Start of Block

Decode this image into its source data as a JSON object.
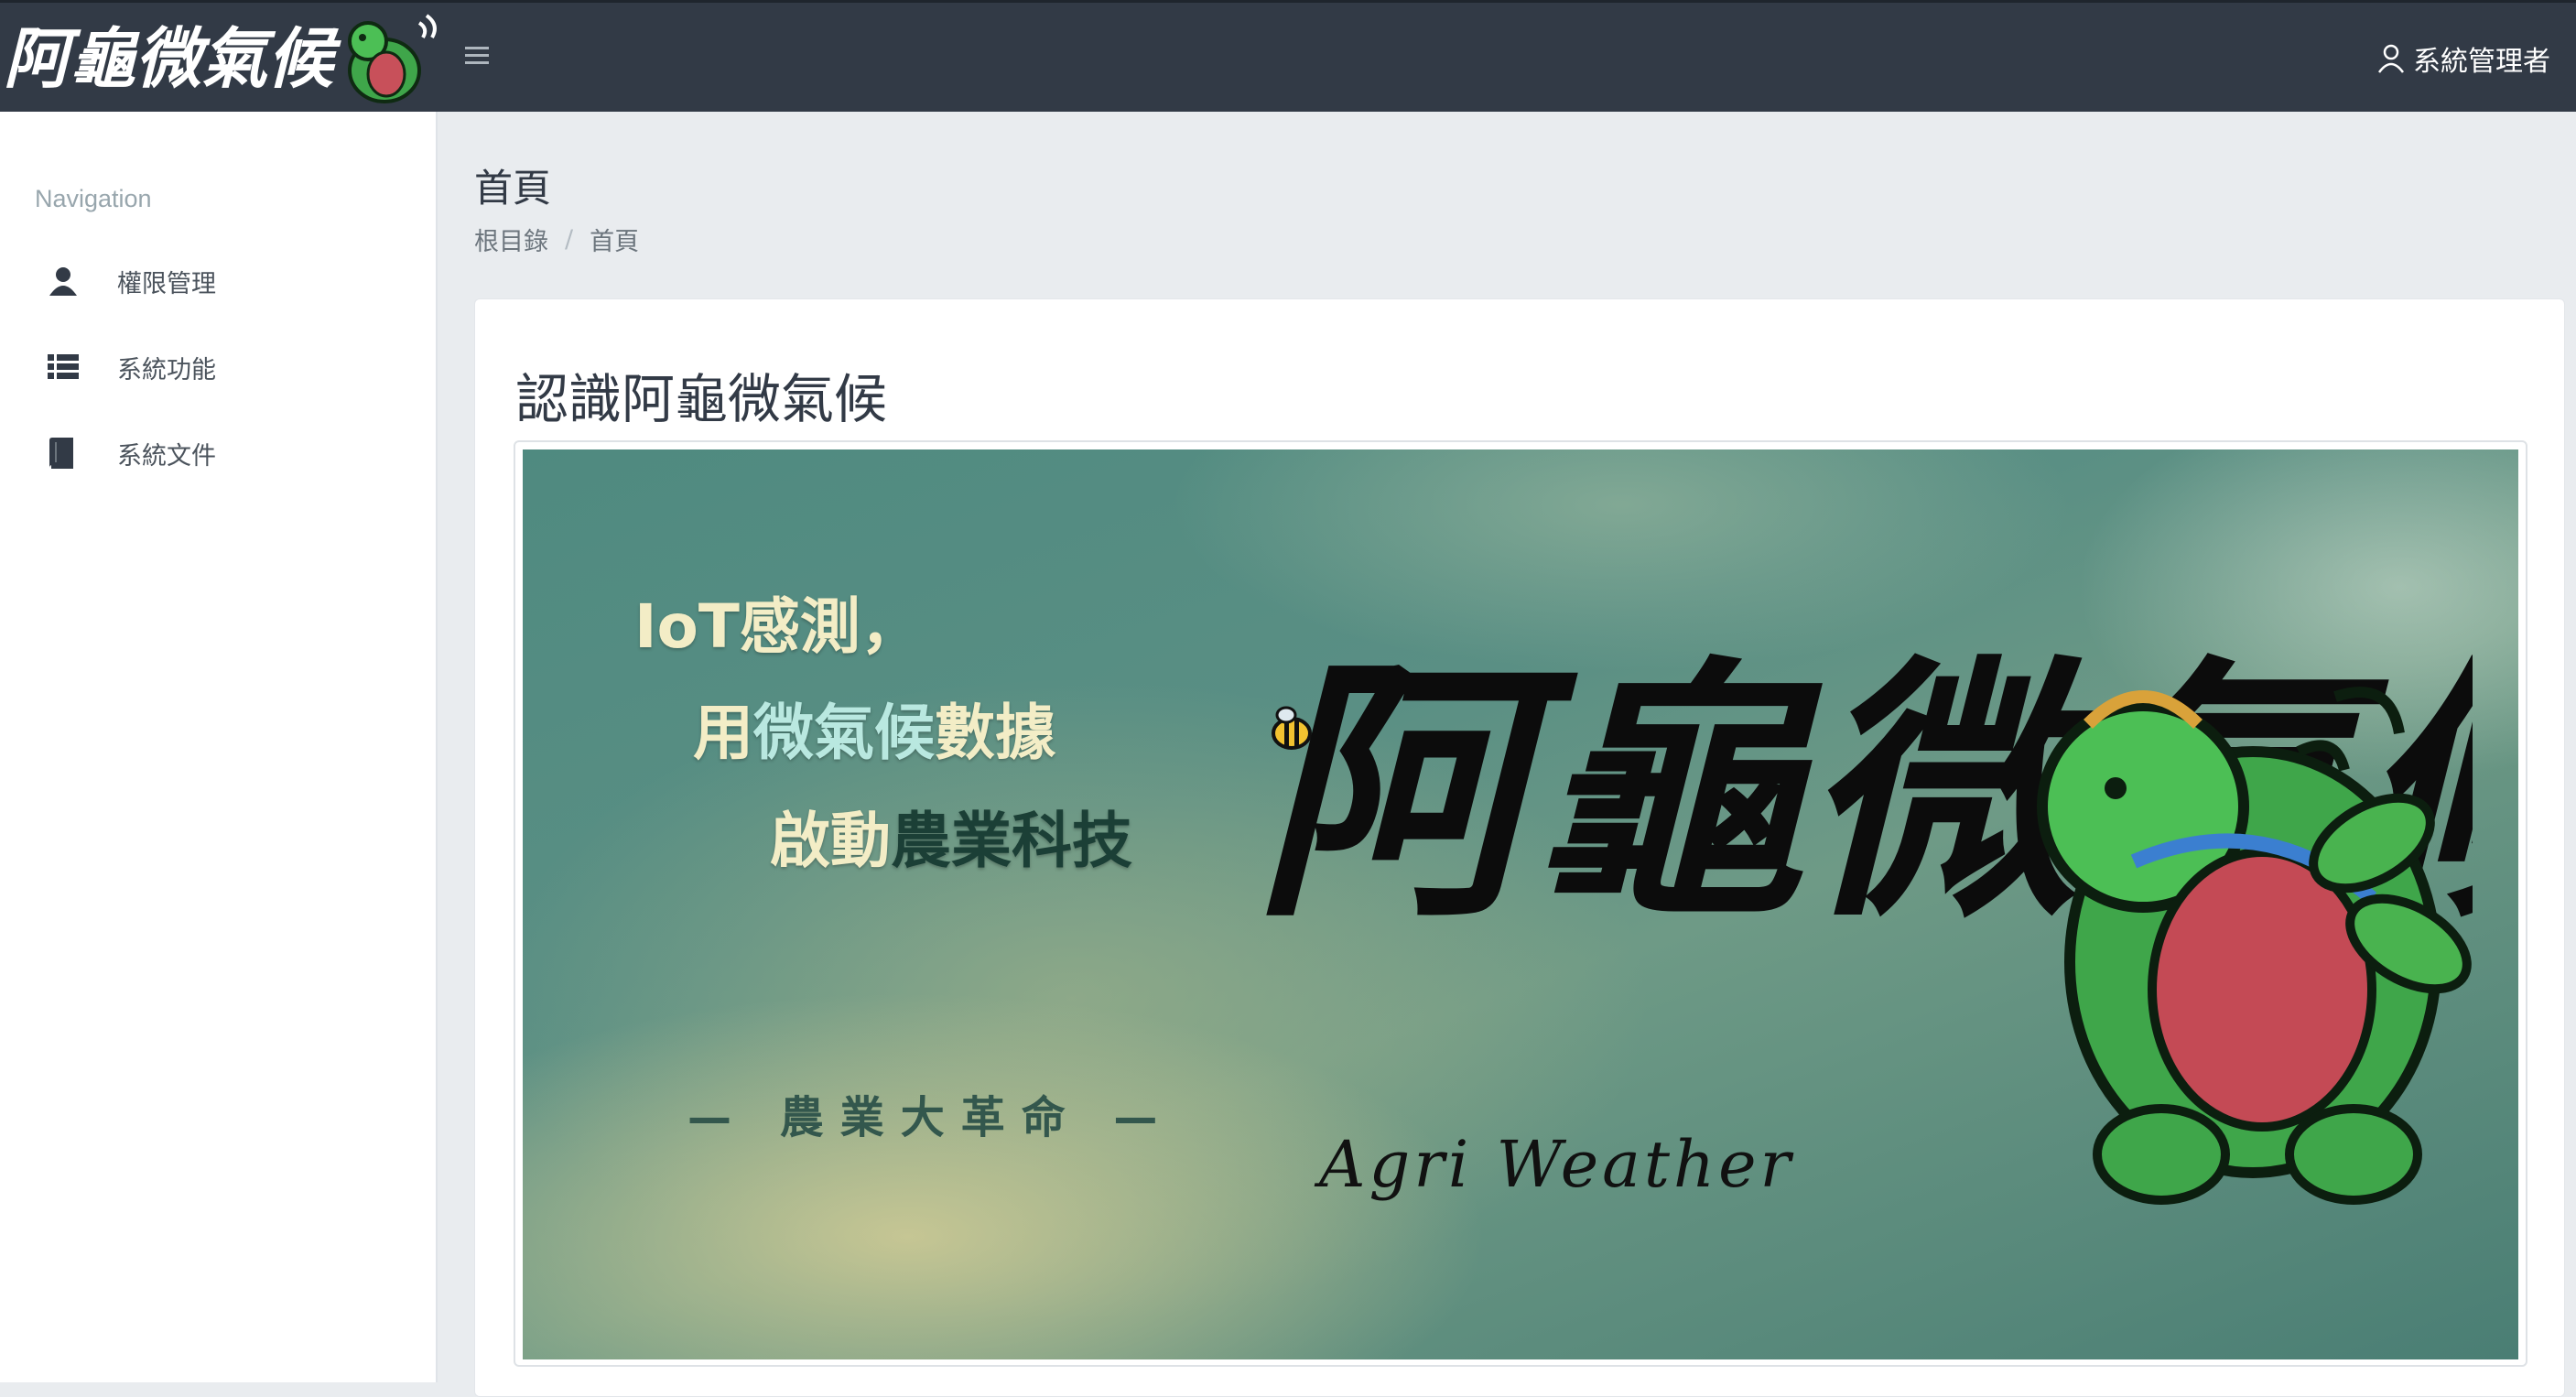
{
  "header": {
    "brand_name": "阿龜微氣候",
    "menu_icon": "hamburger-icon",
    "user_icon": "user-icon",
    "user_label": "系統管理者"
  },
  "sidebar": {
    "title": "Navigation",
    "items": [
      {
        "label": "權限管理",
        "icon": "user-icon"
      },
      {
        "label": "系統功能",
        "icon": "list-icon"
      },
      {
        "label": "系統文件",
        "icon": "book-icon"
      }
    ]
  },
  "page": {
    "title": "首頁",
    "breadcrumb": [
      "根目錄",
      "首頁"
    ],
    "breadcrumb_separator": "/"
  },
  "card": {
    "title": "認識阿龜微氣候"
  },
  "banner": {
    "line1": "IoT感測，",
    "line2_prefix": "用",
    "line2_highlight": "微氣候",
    "line2_suffix": "數據",
    "line3_prefix": "啟動",
    "line3_highlight": "農業科技",
    "sub_slogan": "— 農業大革命 —",
    "logo_text": "阿龜微氣候",
    "logo_subtitle": "Agri Weather"
  },
  "colors": {
    "topbar": "#323a46",
    "sidebar": "#ffffff",
    "content_bg": "#e9ecef",
    "banner_base": "#5a8f84"
  }
}
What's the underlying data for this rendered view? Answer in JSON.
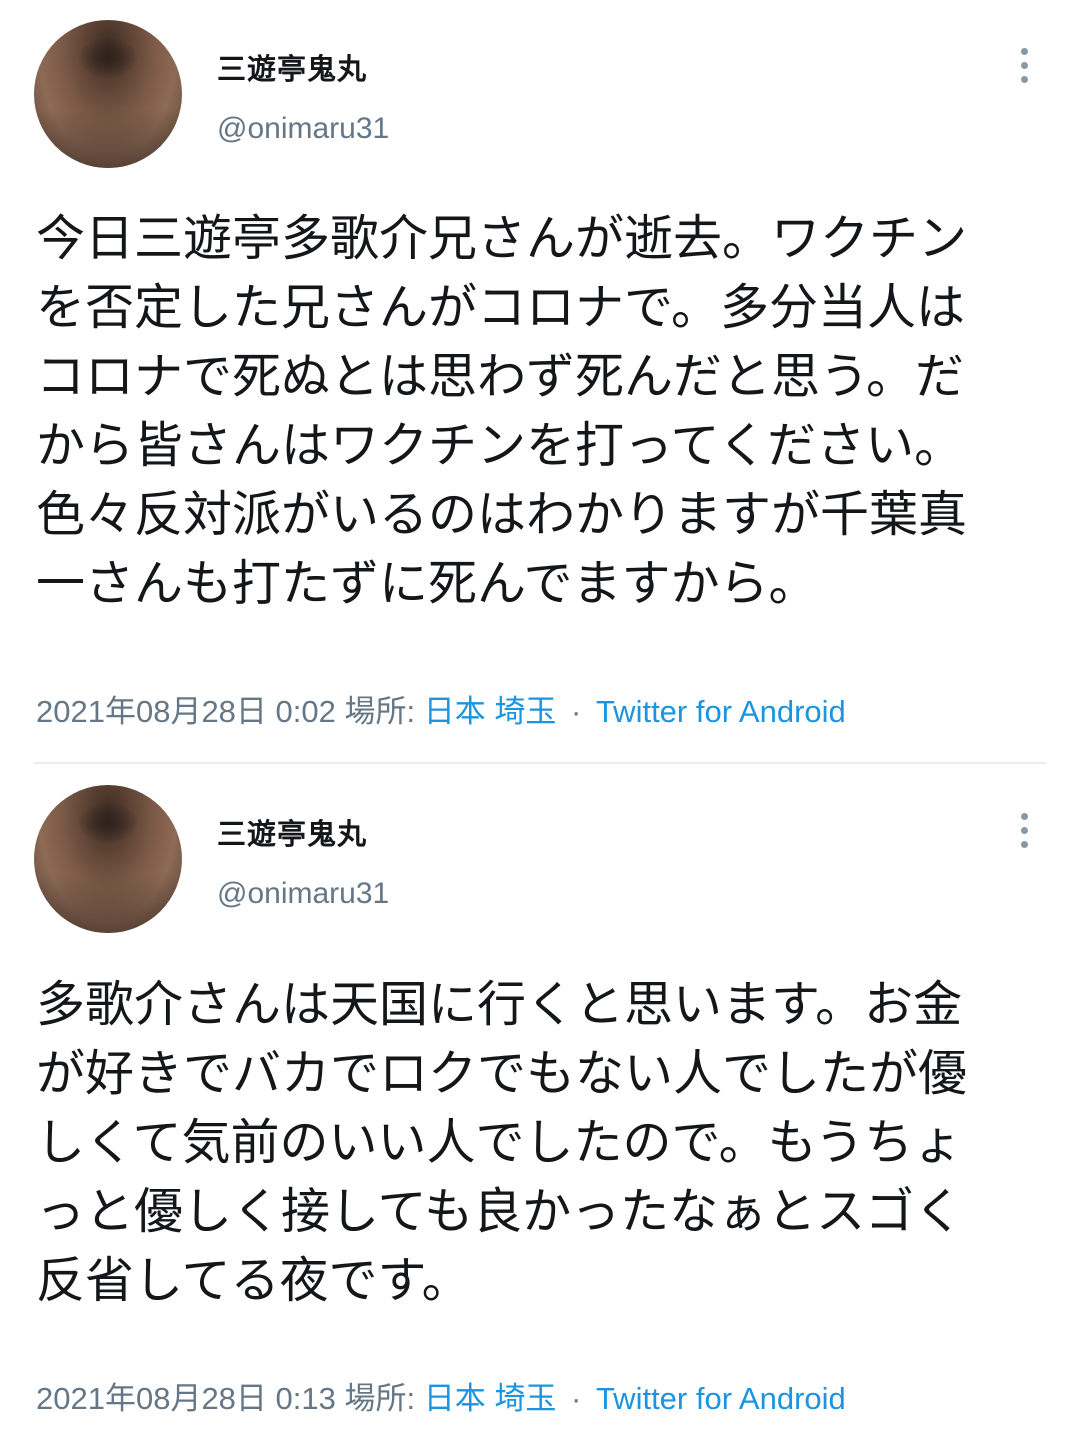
{
  "colors": {
    "text_primary": "#14171a",
    "text_secondary": "#657786",
    "link": "#1b95e0",
    "divider": "#e6ecf0"
  },
  "tweets": [
    {
      "user": {
        "display_name": "三遊亭鬼丸",
        "handle": "@onimaru31"
      },
      "more_icon": "more-vertical-icon",
      "text_lines": [
        "今日三遊亭多歌介兄さんが逝去。ワクチン",
        "を否定した兄さんがコロナで。多分当人は",
        "コロナで死ぬとは思わず死んだと思う。だ",
        "から皆さんはワクチンを打ってください。",
        "色々反対派がいるのはわかりますが千葉真",
        "一さんも打たずに死んでますから。"
      ],
      "timestamp": "2021年08月28日 0:02",
      "location_label": "場所:",
      "location": "日本 埼玉",
      "separator": "·",
      "source": "Twitter for Android"
    },
    {
      "user": {
        "display_name": "三遊亭鬼丸",
        "handle": "@onimaru31"
      },
      "more_icon": "more-vertical-icon",
      "text_lines": [
        "多歌介さんは天国に行くと思います。お金",
        "が好きでバカでロクでもない人でしたが優",
        "しくて気前のいい人でしたので。もうちょ",
        "っと優しく接しても良かったなぁとスゴく",
        "反省してる夜です。"
      ],
      "timestamp": "2021年08月28日 0:13",
      "location_label": "場所:",
      "location": "日本 埼玉",
      "separator": "·",
      "source": "Twitter for Android"
    }
  ]
}
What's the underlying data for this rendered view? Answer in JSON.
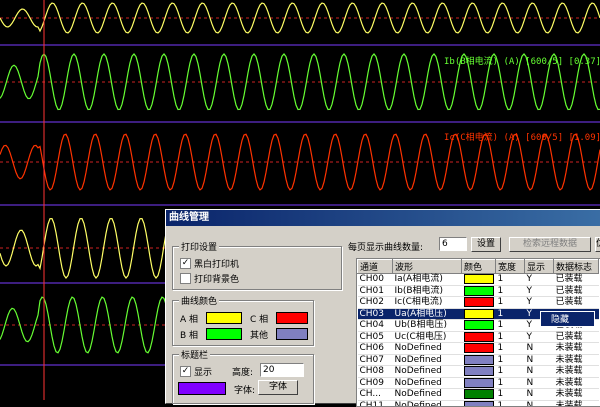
{
  "channels": [
    {
      "label": "",
      "color": "#ffff66"
    },
    {
      "label": "Ib(B相电流) (A) [600/5] [0.37] [",
      "color": "#66ff33"
    },
    {
      "label": "Ic(C相电流) (A) [600/5] [1.09] [",
      "color": "#ff3300"
    },
    {
      "label": "",
      "color": "#ffff66"
    },
    {
      "label": "",
      "color": "#66ff33"
    }
  ],
  "dialog": {
    "title": "曲线管理",
    "print_settings": {
      "title": "打印设置",
      "bw_printer": {
        "label": "黑白打印机",
        "checked": "✓"
      },
      "print_bg": {
        "label": "打印背景色",
        "checked": ""
      }
    },
    "curve_colors": {
      "title": "曲线颜色",
      "a_label": "A 相",
      "a_color": "#ffff00",
      "c_label": "C 相",
      "c_color": "#ff0000",
      "b_label": "B 相",
      "b_color": "#00ff00",
      "other_label": "其他",
      "other_color": "#8080c0"
    },
    "title_bar": {
      "title": "标题栏",
      "show": {
        "label": "显示",
        "checked": "✓"
      },
      "height_label": "高度:",
      "height_value": "20",
      "font_color": "#8000ff",
      "font_label": "字体:",
      "font_button": "字体"
    },
    "top_controls": {
      "per_page_label": "每页显示曲线数量:",
      "per_page_value": "6",
      "set_button": "设置",
      "search_button": "检索远程数据",
      "extra_button": "优"
    },
    "table": {
      "headers": [
        "通道",
        "波形",
        "颜色",
        "宽度",
        "显示",
        "数据标志"
      ],
      "rows": [
        {
          "ch": "CH00",
          "wave": "Ia(A相电流)",
          "color": "#ffff00",
          "width": "1",
          "show": "Y",
          "flag": "已装载"
        },
        {
          "ch": "CH01",
          "wave": "Ib(B相电流)",
          "color": "#00ff00",
          "width": "1",
          "show": "Y",
          "flag": "已装载"
        },
        {
          "ch": "CH02",
          "wave": "Ic(C相电流)",
          "color": "#ff0000",
          "width": "1",
          "show": "Y",
          "flag": "已装载"
        },
        {
          "ch": "CH03",
          "wave": "Ua(A相电压)",
          "color": "#ffff00",
          "width": "1",
          "show": "Y",
          "flag": "",
          "selected": true
        },
        {
          "ch": "CH04",
          "wave": "Ub(B相电压)",
          "color": "#00ff00",
          "width": "1",
          "show": "Y",
          "flag": "已装载"
        },
        {
          "ch": "CH05",
          "wave": "Uc(C相电压)",
          "color": "#ff0000",
          "width": "1",
          "show": "Y",
          "flag": "已装载"
        },
        {
          "ch": "CH06",
          "wave": "NoDefined",
          "color": "#ff0000",
          "width": "1",
          "show": "N",
          "flag": "未装载"
        },
        {
          "ch": "CH07",
          "wave": "NoDefined",
          "color": "#8080c0",
          "width": "1",
          "show": "N",
          "flag": "未装载"
        },
        {
          "ch": "CH08",
          "wave": "NoDefined",
          "color": "#8080c0",
          "width": "1",
          "show": "N",
          "flag": "未装载"
        },
        {
          "ch": "CH09",
          "wave": "NoDefined",
          "color": "#8080c0",
          "width": "1",
          "show": "N",
          "flag": "未装载"
        },
        {
          "ch": "CH...",
          "wave": "NoDefined",
          "color": "#008000",
          "width": "1",
          "show": "N",
          "flag": "未装载"
        },
        {
          "ch": "CH11",
          "wave": "NoDefined",
          "color": "#8080c0",
          "width": "1",
          "show": "N",
          "flag": "未装载"
        }
      ]
    },
    "context_menu": {
      "hide": "隐藏"
    }
  }
}
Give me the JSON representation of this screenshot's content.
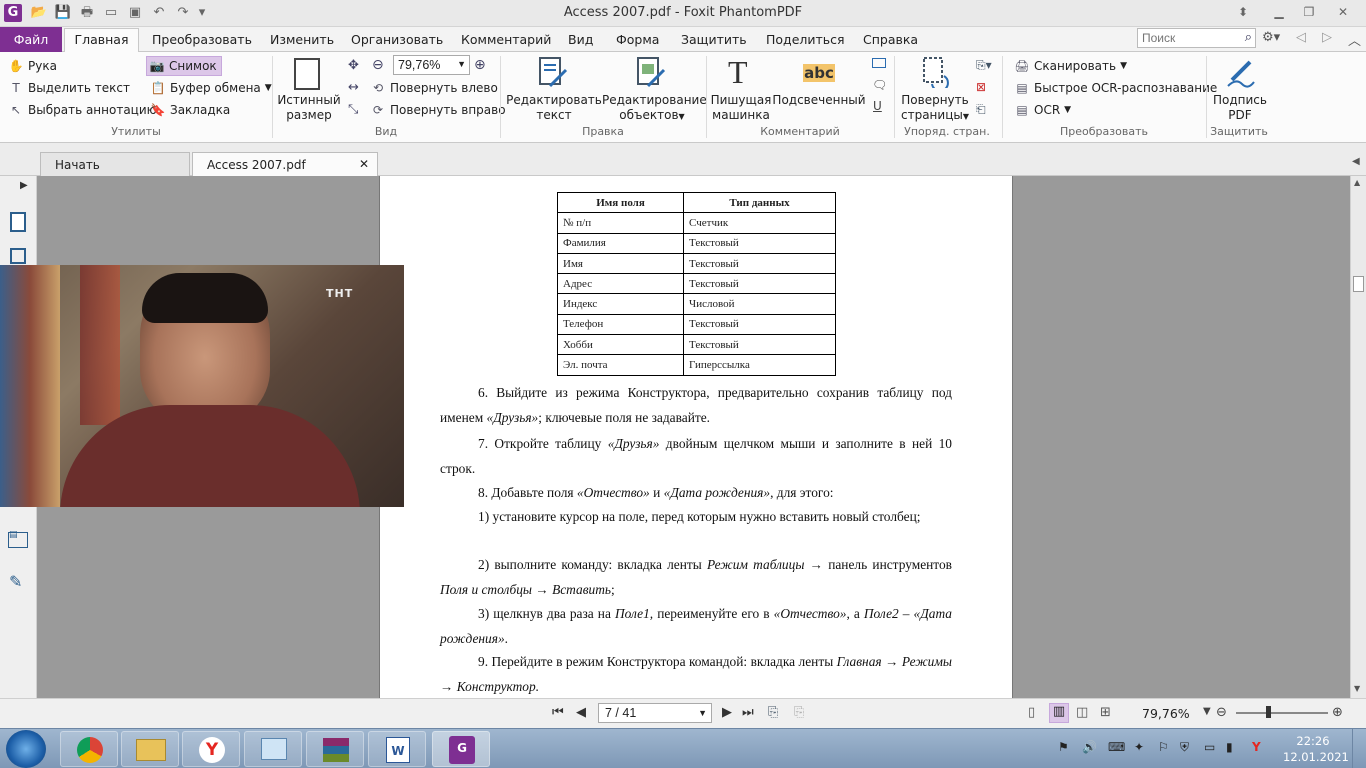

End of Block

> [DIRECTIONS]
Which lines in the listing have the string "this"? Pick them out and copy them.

> [ANSWER SPACE]
Decode this image into its source data as a JSON object.
What's the underlying data for this rendered view? Answer in JSON.
What's the underlying data for this rendered view? Answer in JSON.
Give me the JSON representation of this screenshot's content.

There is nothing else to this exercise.